═════ Input

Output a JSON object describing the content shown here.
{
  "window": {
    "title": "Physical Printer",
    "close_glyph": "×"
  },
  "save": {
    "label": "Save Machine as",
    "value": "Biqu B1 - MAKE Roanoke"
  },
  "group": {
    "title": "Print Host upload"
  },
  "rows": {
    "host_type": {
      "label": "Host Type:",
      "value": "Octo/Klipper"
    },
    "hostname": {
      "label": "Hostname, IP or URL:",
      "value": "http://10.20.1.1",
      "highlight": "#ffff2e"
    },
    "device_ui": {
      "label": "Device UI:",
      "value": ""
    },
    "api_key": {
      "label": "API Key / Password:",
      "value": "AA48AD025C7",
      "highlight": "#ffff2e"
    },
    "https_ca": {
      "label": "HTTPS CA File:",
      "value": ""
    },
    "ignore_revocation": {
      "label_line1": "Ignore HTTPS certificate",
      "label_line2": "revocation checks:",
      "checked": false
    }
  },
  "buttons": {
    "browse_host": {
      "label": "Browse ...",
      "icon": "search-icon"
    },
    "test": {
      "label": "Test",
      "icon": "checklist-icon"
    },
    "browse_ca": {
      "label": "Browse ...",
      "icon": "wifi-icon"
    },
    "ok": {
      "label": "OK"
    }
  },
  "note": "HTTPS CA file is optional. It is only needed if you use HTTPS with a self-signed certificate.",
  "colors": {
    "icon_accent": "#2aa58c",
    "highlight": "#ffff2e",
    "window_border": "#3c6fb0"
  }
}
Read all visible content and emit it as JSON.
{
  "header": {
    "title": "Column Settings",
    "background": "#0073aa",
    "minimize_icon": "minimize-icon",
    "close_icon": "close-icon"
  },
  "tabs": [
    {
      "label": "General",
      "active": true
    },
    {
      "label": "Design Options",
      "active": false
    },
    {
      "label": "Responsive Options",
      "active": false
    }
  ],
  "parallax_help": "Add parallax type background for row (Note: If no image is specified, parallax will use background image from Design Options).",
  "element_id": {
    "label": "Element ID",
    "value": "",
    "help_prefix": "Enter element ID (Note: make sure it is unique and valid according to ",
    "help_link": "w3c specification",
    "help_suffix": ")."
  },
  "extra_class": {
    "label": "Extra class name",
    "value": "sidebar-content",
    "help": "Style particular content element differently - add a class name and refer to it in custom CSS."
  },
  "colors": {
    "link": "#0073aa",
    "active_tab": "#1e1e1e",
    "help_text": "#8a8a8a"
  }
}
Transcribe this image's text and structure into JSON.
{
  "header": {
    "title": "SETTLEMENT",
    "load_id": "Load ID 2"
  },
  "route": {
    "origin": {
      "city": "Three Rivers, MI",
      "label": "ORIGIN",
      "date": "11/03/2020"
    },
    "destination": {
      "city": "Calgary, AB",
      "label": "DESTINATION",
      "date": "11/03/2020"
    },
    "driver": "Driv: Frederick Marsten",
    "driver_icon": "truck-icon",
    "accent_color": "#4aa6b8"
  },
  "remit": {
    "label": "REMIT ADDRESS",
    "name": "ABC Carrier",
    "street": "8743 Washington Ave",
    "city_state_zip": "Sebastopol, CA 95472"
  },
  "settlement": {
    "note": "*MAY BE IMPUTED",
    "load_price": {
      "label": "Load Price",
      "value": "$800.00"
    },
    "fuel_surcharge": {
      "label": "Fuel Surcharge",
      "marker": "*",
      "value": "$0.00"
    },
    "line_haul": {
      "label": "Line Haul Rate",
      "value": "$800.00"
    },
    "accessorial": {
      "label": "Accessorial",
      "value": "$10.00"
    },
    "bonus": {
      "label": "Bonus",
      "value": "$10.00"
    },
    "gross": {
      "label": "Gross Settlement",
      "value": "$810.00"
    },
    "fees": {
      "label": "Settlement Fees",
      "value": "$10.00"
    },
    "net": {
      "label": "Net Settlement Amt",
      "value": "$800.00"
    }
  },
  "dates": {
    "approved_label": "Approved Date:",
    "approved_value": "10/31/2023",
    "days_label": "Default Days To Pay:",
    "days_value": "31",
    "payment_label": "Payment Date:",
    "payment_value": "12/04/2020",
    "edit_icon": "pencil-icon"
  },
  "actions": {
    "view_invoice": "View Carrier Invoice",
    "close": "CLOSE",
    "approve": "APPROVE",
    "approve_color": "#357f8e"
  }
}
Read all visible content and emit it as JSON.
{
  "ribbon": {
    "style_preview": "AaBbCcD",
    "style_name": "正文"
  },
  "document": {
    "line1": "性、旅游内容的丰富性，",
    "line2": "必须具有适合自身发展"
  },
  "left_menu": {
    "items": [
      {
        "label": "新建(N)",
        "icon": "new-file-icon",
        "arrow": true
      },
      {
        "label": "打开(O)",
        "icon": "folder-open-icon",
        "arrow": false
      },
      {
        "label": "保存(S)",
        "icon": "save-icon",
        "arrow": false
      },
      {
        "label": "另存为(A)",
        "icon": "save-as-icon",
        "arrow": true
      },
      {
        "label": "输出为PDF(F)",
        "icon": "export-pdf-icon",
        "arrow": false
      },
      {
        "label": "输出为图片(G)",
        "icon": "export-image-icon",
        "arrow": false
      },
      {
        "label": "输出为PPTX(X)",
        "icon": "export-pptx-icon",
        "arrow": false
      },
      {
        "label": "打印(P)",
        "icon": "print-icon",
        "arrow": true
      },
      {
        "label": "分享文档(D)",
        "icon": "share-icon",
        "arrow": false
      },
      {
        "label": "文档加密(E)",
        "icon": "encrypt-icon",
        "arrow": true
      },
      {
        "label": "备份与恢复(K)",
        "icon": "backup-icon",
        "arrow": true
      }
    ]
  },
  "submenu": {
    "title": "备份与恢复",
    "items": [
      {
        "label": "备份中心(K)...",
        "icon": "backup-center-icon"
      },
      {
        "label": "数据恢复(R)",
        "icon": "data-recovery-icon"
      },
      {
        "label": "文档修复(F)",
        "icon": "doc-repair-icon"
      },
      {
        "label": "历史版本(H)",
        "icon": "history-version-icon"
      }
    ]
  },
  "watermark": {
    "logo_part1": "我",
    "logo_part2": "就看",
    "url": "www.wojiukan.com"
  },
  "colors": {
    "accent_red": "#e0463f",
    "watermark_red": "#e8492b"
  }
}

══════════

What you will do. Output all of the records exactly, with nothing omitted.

Answer section.
Output a JSON object describing the content shown here.
{
  "window": {
    "title": "Physical Printer",
    "close_glyph": "×"
  },
  "save": {
    "label": "Save Machine as",
    "value": "Biqu B1 - MAKE Roanoke"
  },
  "group": {
    "title": "Print Host upload"
  },
  "rows": {
    "host_type": {
      "label": "Host Type:",
      "value": "Octo/Klipper"
    },
    "hostname": {
      "label": "Hostname, IP or URL:",
      "value": "http://10.20.1.1",
      "highlight": "#ffff2e"
    },
    "device_ui": {
      "label": "Device UI:",
      "value": ""
    },
    "api_key": {
      "label": "API Key / Password:",
      "value": "AA48AD025C7",
      "highlight": "#ffff2e"
    },
    "https_ca": {
      "label": "HTTPS CA File:",
      "value": ""
    },
    "ignore_revocation": {
      "label_line1": "Ignore HTTPS certificate",
      "label_line2": "revocation checks:",
      "checked": false
    }
  },
  "buttons": {
    "browse_host": {
      "label": "Browse ...",
      "icon": "search-icon"
    },
    "test": {
      "label": "Test",
      "icon": "checklist-icon"
    },
    "browse_ca": {
      "label": "Browse ...",
      "icon": "wifi-icon"
    },
    "ok": {
      "label": "OK"
    }
  },
  "note": "HTTPS CA file is optional. It is only needed if you use HTTPS with a self-signed certificate.",
  "colors": {
    "icon_accent": "#2aa58c",
    "highlight": "#ffff2e",
    "window_border": "#3c6fb0"
  }
}
Read all visible content and emit it as JSON.
{
  "header": {
    "title": "Column Settings",
    "background": "#0073aa",
    "minimize_icon": "minimize-icon",
    "close_icon": "close-icon"
  },
  "tabs": [
    {
      "label": "General",
      "active": true
    },
    {
      "label": "Design Options",
      "active": false
    },
    {
      "label": "Responsive Options",
      "active": false
    }
  ],
  "parallax_help": "Add parallax type background for row (Note: If no image is specified, parallax will use background image from Design Options).",
  "element_id": {
    "label": "Element ID",
    "value": "",
    "help_prefix": "Enter element ID (Note: make sure it is unique and valid according to ",
    "help_link": "w3c specification",
    "help_suffix": ")."
  },
  "extra_class": {
    "label": "Extra class name",
    "value": "sidebar-content",
    "help": "Style particular content element differently - add a class name and refer to it in custom CSS."
  },
  "colors": {
    "link": "#0073aa",
    "active_tab": "#1e1e1e",
    "help_text": "#8a8a8a"
  }
}
Transcribe this image's text and structure into JSON.
{
  "header": {
    "title": "SETTLEMENT",
    "load_id": "Load ID 2"
  },
  "route": {
    "origin": {
      "city": "Three Rivers, MI",
      "label": "ORIGIN",
      "date": "11/03/2020"
    },
    "destination": {
      "city": "Calgary, AB",
      "label": "DESTINATION",
      "date": "11/03/2020"
    },
    "driver": "Driv: Frederick Marsten",
    "driver_icon": "truck-icon",
    "accent_color": "#4aa6b8"
  },
  "remit": {
    "label": "REMIT ADDRESS",
    "name": "ABC Carrier",
    "street": "8743 Washington Ave",
    "city_state_zip": "Sebastopol, CA 95472"
  },
  "settlement": {
    "note": "*MAY BE IMPUTED",
    "load_price": {
      "label": "Load Price",
      "value": "$800.00"
    },
    "fuel_surcharge": {
      "label": "Fuel Surcharge",
      "marker": "*",
      "value": "$0.00"
    },
    "line_haul": {
      "label": "Line Haul Rate",
      "value": "$800.00"
    },
    "accessorial": {
      "label": "Accessorial",
      "value": "$10.00"
    },
    "bonus": {
      "label": "Bonus",
      "value": "$10.00"
    },
    "gross": {
      "label": "Gross Settlement",
      "value": "$810.00"
    },
    "fees": {
      "label": "Settlement Fees",
      "value": "$10.00"
    },
    "net": {
      "label": "Net Settlement Amt",
      "value": "$800.00"
    }
  },
  "dates": {
    "approved_label": "Approved Date:",
    "approved_value": "10/31/2023",
    "days_label": "Default Days To Pay:",
    "days_value": "31",
    "payment_label": "Payment Date:",
    "payment_value": "12/04/2020",
    "edit_icon": "pencil-icon"
  },
  "actions": {
    "view_invoice": "View Carrier Invoice",
    "close": "CLOSE",
    "approve": "APPROVE",
    "approve_color": "#357f8e"
  }
}
Read all visible content and emit it as JSON.
{
  "ribbon": {
    "style_preview": "AaBbCcD",
    "style_name": "正文"
  },
  "document": {
    "line1": "性、旅游内容的丰富性，",
    "line2": "必须具有适合自身发展"
  },
  "left_menu": {
    "items": [
      {
        "label": "新建(N)",
        "icon": "new-file-icon",
        "arrow": true
      },
      {
        "label": "打开(O)",
        "icon": "folder-open-icon",
        "arrow": false
      },
      {
        "label": "保存(S)",
        "icon": "save-icon",
        "arrow": false
      },
      {
        "label": "另存为(A)",
        "icon": "save-as-icon",
        "arrow": true
      },
      {
        "label": "输出为PDF(F)",
        "icon": "export-pdf-icon",
        "arrow": false
      },
      {
        "label": "输出为图片(G)",
        "icon": "export-image-icon",
        "arrow": false
      },
      {
        "label": "输出为PPTX(X)",
        "icon": "export-pptx-icon",
        "arrow": false
      },
      {
        "label": "打印(P)",
        "icon": "print-icon",
        "arrow": true
      },
      {
        "label": "分享文档(D)",
        "icon": "share-icon",
        "arrow": false
      },
      {
        "label": "文档加密(E)",
        "icon": "encrypt-icon",
        "arrow": true
      },
      {
        "label": "备份与恢复(K)",
        "icon": "backup-icon",
        "arrow": true
      }
    ]
  },
  "submenu": {
    "title": "备份与恢复",
    "items": [
      {
        "label": "备份中心(K)...",
        "icon": "backup-center-icon"
      },
      {
        "label": "数据恢复(R)",
        "icon": "data-recovery-icon"
      },
      {
        "label": "文档修复(F)",
        "icon": "doc-repair-icon"
      },
      {
        "label": "历史版本(H)",
        "icon": "history-version-icon"
      }
    ]
  },
  "watermark": {
    "logo_part1": "我",
    "logo_part2": "就看",
    "url": "www.wojiukan.com"
  },
  "colors": {
    "accent_red": "#e0463f",
    "watermark_red": "#e8492b"
  }
}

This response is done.